• The victim admitted to the relationship. She told the police that after she and the defendant’s son broke up the defendant began texting her using a code name;
• The defendant made sexual advances towards her;
• The defendant touched her inappropriately in his car on more than twenty occasions, sometimes in Saugus, sometimes in Lynn, other times in Revere;
• The two had been “caught in the act” by Lynn, Massachusetts police;
• The victim told her friends about the acts;
• The defendant had given the victim gifts;
• Some of these acts occurred at the defendant’s home in Cape Cod where the victim slept over.

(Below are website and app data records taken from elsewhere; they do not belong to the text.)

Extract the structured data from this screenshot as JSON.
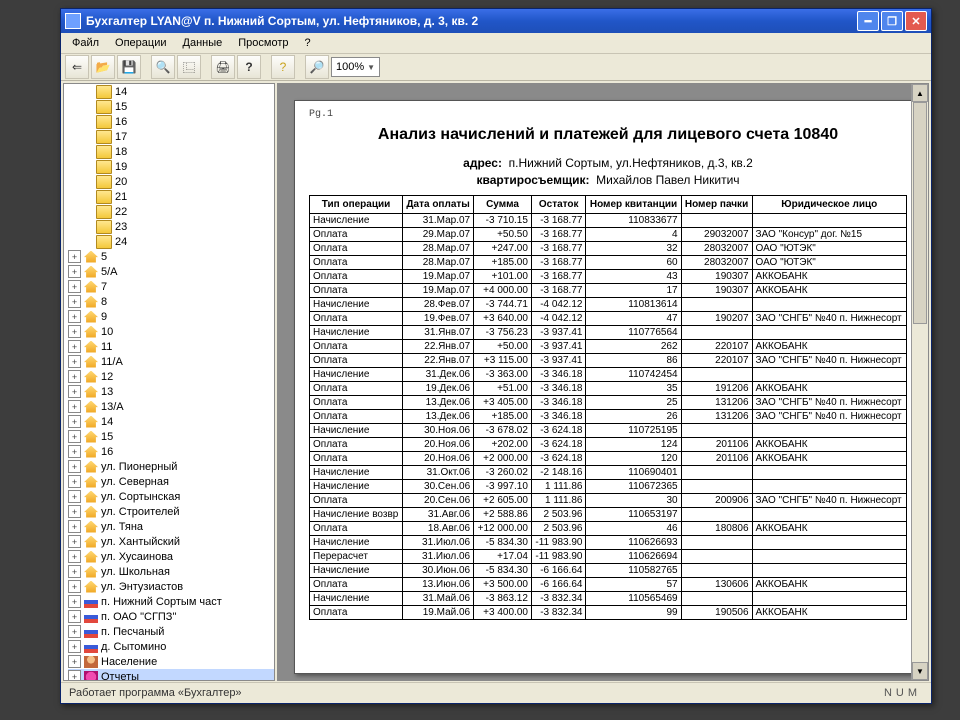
{
  "title": "Бухгалтер LYAN@V п. Нижний Сортым, ул. Нефтяников, д. 3, кв. 2",
  "menu": [
    "Файл",
    "Операции",
    "Данные",
    "Просмотр",
    "?"
  ],
  "toolbar": {
    "zoom": "100%"
  },
  "status": {
    "left": "Работает программа «Бухгалтер»",
    "right": "NUM"
  },
  "tree": {
    "top_folders": [
      "14",
      "15",
      "16",
      "17",
      "18",
      "19",
      "20",
      "21",
      "22",
      "23",
      "24"
    ],
    "houses": [
      "5",
      "5/А",
      "7",
      "8",
      "9",
      "10",
      "11",
      "11/А",
      "12",
      "13",
      "13/А",
      "14",
      "15",
      "16"
    ],
    "streets": [
      "ул. Пионерный",
      "ул. Северная",
      "ул. Сортынская",
      "ул. Строителей",
      "ул. Тяна",
      "ул. Хантыйский",
      "ул. Хусаинова",
      "ул. Школьная",
      "ул. Энтузиастов"
    ],
    "flags": [
      "п. Нижний Сортым част",
      "п. ОАО \"СГПЗ\"",
      "п. Песчаный",
      "д. Сытомино"
    ],
    "extra": [
      {
        "label": "Население",
        "icon": "person"
      },
      {
        "label": "Отчеты",
        "icon": "report",
        "selected": true
      }
    ]
  },
  "doc": {
    "pg": "Pg.1",
    "title": "Анализ начислений и платежей для лицевого счета 10840",
    "addr_label": "адрес:",
    "addr": "п.Нижний Сортым, ул.Нефтяников, д.3, кв.2",
    "tenant_label": "квартиросъемщик:",
    "tenant": "Михайлов Павел Никитич",
    "columns": [
      "Тип операции",
      "Дата оплаты",
      "Сумма",
      "Остаток",
      "Номер квитанции",
      "Номер пачки",
      "Юридическое лицо"
    ],
    "rows": [
      [
        "Начисление",
        "31.Мар.07",
        "-3 710.15",
        "-3 168.77",
        "110833677",
        "",
        ""
      ],
      [
        "Оплата",
        "29.Мар.07",
        "+50.50",
        "-3 168.77",
        "4",
        "29032007",
        "ЗАО \"Консур\" дог. №15"
      ],
      [
        "Оплата",
        "28.Мар.07",
        "+247.00",
        "-3 168.77",
        "32",
        "28032007",
        "ОАО \"ЮТЭК\""
      ],
      [
        "Оплата",
        "28.Мар.07",
        "+185.00",
        "-3 168.77",
        "60",
        "28032007",
        "ОАО \"ЮТЭК\""
      ],
      [
        "Оплата",
        "19.Мар.07",
        "+101.00",
        "-3 168.77",
        "43",
        "190307",
        "АККОБАНК"
      ],
      [
        "Оплата",
        "19.Мар.07",
        "+4 000.00",
        "-3 168.77",
        "17",
        "190307",
        "АККОБАНК"
      ],
      [
        "Начисление",
        "28.Фев.07",
        "-3 744.71",
        "-4 042.12",
        "110813614",
        "",
        ""
      ],
      [
        "Оплата",
        "19.Фев.07",
        "+3 640.00",
        "-4 042.12",
        "47",
        "190207",
        "ЗАО \"СНГБ\" №40 п. Нижнесорт"
      ],
      [
        "Начисление",
        "31.Янв.07",
        "-3 756.23",
        "-3 937.41",
        "110776564",
        "",
        ""
      ],
      [
        "Оплата",
        "22.Янв.07",
        "+50.00",
        "-3 937.41",
        "262",
        "220107",
        "АККОБАНК"
      ],
      [
        "Оплата",
        "22.Янв.07",
        "+3 115.00",
        "-3 937.41",
        "86",
        "220107",
        "ЗАО \"СНГБ\" №40 п. Нижнесорт"
      ],
      [
        "Начисление",
        "31.Дек.06",
        "-3 363.00",
        "-3 346.18",
        "110742454",
        "",
        ""
      ],
      [
        "Оплата",
        "19.Дек.06",
        "+51.00",
        "-3 346.18",
        "35",
        "191206",
        "АККОБАНК"
      ],
      [
        "Оплата",
        "13.Дек.06",
        "+3 405.00",
        "-3 346.18",
        "25",
        "131206",
        "ЗАО \"СНГБ\" №40 п. Нижнесорт"
      ],
      [
        "Оплата",
        "13.Дек.06",
        "+185.00",
        "-3 346.18",
        "26",
        "131206",
        "ЗАО \"СНГБ\" №40 п. Нижнесорт"
      ],
      [
        "Начисление",
        "30.Ноя.06",
        "-3 678.02",
        "-3 624.18",
        "110725195",
        "",
        ""
      ],
      [
        "Оплата",
        "20.Ноя.06",
        "+202.00",
        "-3 624.18",
        "124",
        "201106",
        "АККОБАНК"
      ],
      [
        "Оплата",
        "20.Ноя.06",
        "+2 000.00",
        "-3 624.18",
        "120",
        "201106",
        "АККОБАНК"
      ],
      [
        "Начисление",
        "31.Окт.06",
        "-3 260.02",
        "-2 148.16",
        "110690401",
        "",
        ""
      ],
      [
        "Начисление",
        "30.Сен.06",
        "-3 997.10",
        "1 111.86",
        "110672365",
        "",
        ""
      ],
      [
        "Оплата",
        "20.Сен.06",
        "+2 605.00",
        "1 111.86",
        "30",
        "200906",
        "ЗАО \"СНГБ\" №40 п. Нижнесорт"
      ],
      [
        "Начисление возвр",
        "31.Авг.06",
        "+2 588.86",
        "2 503.96",
        "110653197",
        "",
        ""
      ],
      [
        "Оплата",
        "18.Авг.06",
        "+12 000.00",
        "2 503.96",
        "46",
        "180806",
        "АККОБАНК"
      ],
      [
        "Начисление",
        "31.Июл.06",
        "-5 834.30",
        "-11 983.90",
        "110626693",
        "",
        ""
      ],
      [
        "Перерасчет",
        "31.Июл.06",
        "+17.04",
        "-11 983.90",
        "110626694",
        "",
        ""
      ],
      [
        "Начисление",
        "30.Июн.06",
        "-5 834.30",
        "-6 166.64",
        "110582765",
        "",
        ""
      ],
      [
        "Оплата",
        "13.Июн.06",
        "+3 500.00",
        "-6 166.64",
        "57",
        "130606",
        "АККОБАНК"
      ],
      [
        "Начисление",
        "31.Май.06",
        "-3 863.12",
        "-3 832.34",
        "110565469",
        "",
        ""
      ],
      [
        "Оплата",
        "19.Май.06",
        "+3 400.00",
        "-3 832.34",
        "99",
        "190506",
        "АККОБАНК"
      ]
    ]
  }
}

The case in currently pending in the Lynn District Court. The case will probably be prosecuted in the Essex County Superior Court in Salem.

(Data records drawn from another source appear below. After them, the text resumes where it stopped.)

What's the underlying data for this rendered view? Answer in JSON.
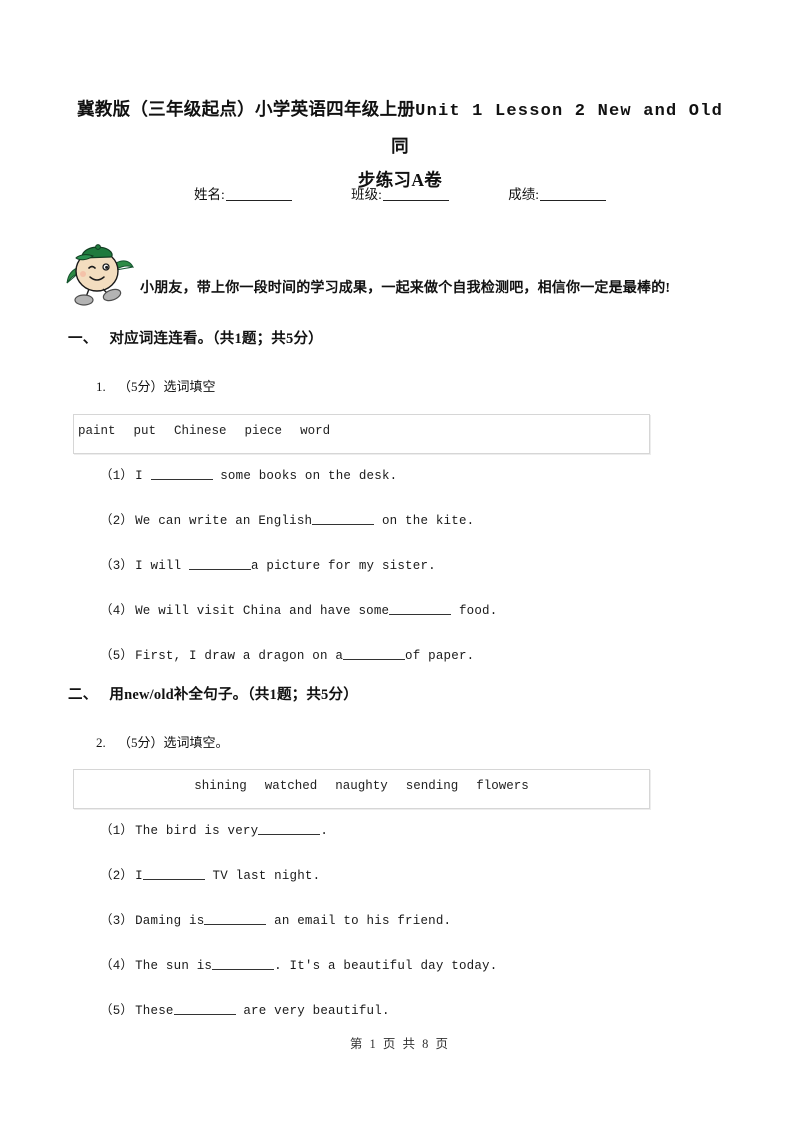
{
  "document": {
    "title_line1_cn_prefix": "冀教版（三年级起点）小学英语四年级上册",
    "title_line1_en": "Unit 1 Lesson 2 New and Old",
    "title_line1_cn_suffix": "同",
    "title_line2": "步练习A卷"
  },
  "info": {
    "name_label": "姓名:",
    "class_label": "班级:",
    "score_label": "成绩:"
  },
  "greeting": {
    "mascot_icon": "cartoon-student-mascot-icon",
    "text": "小朋友，带上你一段时间的学习成果，一起来做个自我检测吧，相信你一定是最棒的!"
  },
  "sections": [
    {
      "num": "一、",
      "title": "对应词连连看。（共1题；共5分）",
      "question": {
        "number": "1.",
        "prompt": "（5分）选词填空",
        "word_bank": [
          "paint",
          "put",
          "Chinese",
          "piece",
          "word"
        ],
        "word_bank_align": "left",
        "items": [
          {
            "label": "（1）",
            "before": "I ",
            "after": " some books on the desk."
          },
          {
            "label": "（2）",
            "before": "We can write an English",
            "after": " on the kite."
          },
          {
            "label": "（3）",
            "before": "I will ",
            "after": "a picture for my sister."
          },
          {
            "label": "（4）",
            "before": "We will visit China and have some",
            "after": " food."
          },
          {
            "label": "（5）",
            "before": "First, I draw a dragon on a",
            "after": "of paper."
          }
        ]
      }
    },
    {
      "num": "二、",
      "title": "用new/old补全句子。（共1题；共5分）",
      "question": {
        "number": "2.",
        "prompt": "（5分）选词填空。",
        "word_bank": [
          "shining",
          "watched",
          "naughty",
          "sending",
          "flowers"
        ],
        "word_bank_align": "center",
        "items": [
          {
            "label": "（1）",
            "before": "The bird is very",
            "after": "."
          },
          {
            "label": "（2）",
            "before": "I",
            "after": " TV last night."
          },
          {
            "label": "（3）",
            "before": "Daming is",
            "after": " an email to his friend."
          },
          {
            "label": "（4）",
            "before": "The sun is",
            "after": ". It's a beautiful day today."
          },
          {
            "label": "（5）",
            "before": "These",
            "after": " are very beautiful."
          }
        ]
      }
    }
  ],
  "footer": {
    "text": "第 1 页 共 8 页"
  },
  "colors": {
    "text": "#1a1a1a",
    "box_border": "#d6d6d6",
    "mascot_cap": "#1f7a3d",
    "mascot_body": "#f2dcc0"
  }
}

So how do you defend a case like this one? The first thing a Massachusetts Rape of a Child Defense Attorney will want to do is see if the allegations are in any way corroborated by physical evidence. Start with the obvious. Did the victim save the text messages? Do phone records confirm contact between the defendant and the victim? Is there actually a Lynn, Massachusetts Police report confirming the victim’s statement that police caught the two? This in and of itself seems unlikely. If that did in fact occur I would expect the police to have made some sort of arrest and/or have contacted the girl’s family. Can anyone verify that the two were alone for significant periods of time? What if anything did the girl tell her friends and can they confirm the disclosure. Simply denying the allegations before a jury is usually not enough in cases like this to secure an acquittal. However hammering away at lies, exaggerations or gross inconsistencies can make jurors suspicious of the witness’ credibility. The defendant’s lawyer might also want to investigate the alleged victim’s motive to make such statements. There is a suggestion that the defendant endeavored to take care of the girl due to a troubled home life. Did the caretaking stop or was it reduced in any way that prompted the girl to contrive this story?
The Law Offices of Stephen Neyman has been defending cases like this one for over twenty years. If you are in trouble call us at 617-263-6800. Your defense should start right now. Contact us online anytime. Do not wait to hire a lawyer. Act now.